Almost 50 per cent of the respondents were paying premiums in instalments, either monthly or quarterly rather, than upfront or annually. This could be indicative of economic situation and payment preference.
Health insurance marked a significant uptake, with respondents approving the health insurance providers’ as innovative, affordable and providing value-for-money. For personal life insurance, respondents attributed improved uptake to riders such as medical and last expense.
Majority of policyholders with individual life covers surveyed earn Sh50,000 and above and in the formal sector. Others were content with employer-sponsored group life covers.
According to some respondents, education policies did not perform well because of free primary and secondary education. Domestic property and PA did not do well either.
Insurance sales have been on the decline in the past years. According to the Survey, insurers say this is owing to wanting customer service manifested by lack of personalized care, enduring relationships and data-based profiling, also lack of structured market segmentation.
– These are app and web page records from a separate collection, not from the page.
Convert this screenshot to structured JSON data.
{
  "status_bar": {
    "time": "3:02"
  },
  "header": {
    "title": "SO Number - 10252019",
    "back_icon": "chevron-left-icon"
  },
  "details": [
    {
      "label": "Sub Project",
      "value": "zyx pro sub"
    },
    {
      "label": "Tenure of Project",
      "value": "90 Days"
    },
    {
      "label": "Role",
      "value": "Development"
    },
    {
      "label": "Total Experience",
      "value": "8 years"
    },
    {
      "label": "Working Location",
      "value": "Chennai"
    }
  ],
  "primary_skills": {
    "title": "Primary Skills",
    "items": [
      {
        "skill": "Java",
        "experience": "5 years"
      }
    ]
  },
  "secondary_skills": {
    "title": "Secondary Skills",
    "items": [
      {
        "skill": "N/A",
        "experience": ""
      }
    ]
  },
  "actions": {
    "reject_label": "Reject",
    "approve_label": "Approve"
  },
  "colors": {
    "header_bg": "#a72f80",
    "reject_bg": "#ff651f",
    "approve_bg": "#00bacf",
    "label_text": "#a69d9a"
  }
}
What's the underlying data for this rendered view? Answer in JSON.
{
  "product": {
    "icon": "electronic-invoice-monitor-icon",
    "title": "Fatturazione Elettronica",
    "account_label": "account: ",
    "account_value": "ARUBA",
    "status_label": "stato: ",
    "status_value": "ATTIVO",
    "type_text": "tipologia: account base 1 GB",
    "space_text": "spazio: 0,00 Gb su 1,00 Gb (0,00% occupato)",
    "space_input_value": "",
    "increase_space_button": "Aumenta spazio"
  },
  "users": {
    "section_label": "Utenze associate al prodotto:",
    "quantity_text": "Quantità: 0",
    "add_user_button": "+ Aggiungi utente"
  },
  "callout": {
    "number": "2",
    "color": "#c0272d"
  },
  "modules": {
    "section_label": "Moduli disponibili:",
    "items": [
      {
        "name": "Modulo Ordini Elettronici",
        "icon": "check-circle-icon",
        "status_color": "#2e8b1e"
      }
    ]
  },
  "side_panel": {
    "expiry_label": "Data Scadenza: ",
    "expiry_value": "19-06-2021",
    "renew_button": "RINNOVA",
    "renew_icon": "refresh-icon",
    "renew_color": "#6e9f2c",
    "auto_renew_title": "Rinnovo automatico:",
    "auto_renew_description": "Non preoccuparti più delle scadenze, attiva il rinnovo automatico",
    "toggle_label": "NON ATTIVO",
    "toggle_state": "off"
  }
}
There is also inadequate financial and insurance education, potential customers view insurance as a luxury that they can do without. 25 per cent respondents felt that they don’t need insurance and would rather invest their hard-earned-income elsewhere. However, they appreciate receiving claims payments when insured events occur.
Lack of trust in insurance has also led to lower sales. One respondent said, “… lack of awareness and fear of the unknown - consumers do not trust insurers especially on personal line products… Past experience where claims have not been honoured due to some conditions in place, hence, consumers shy away from insurance…”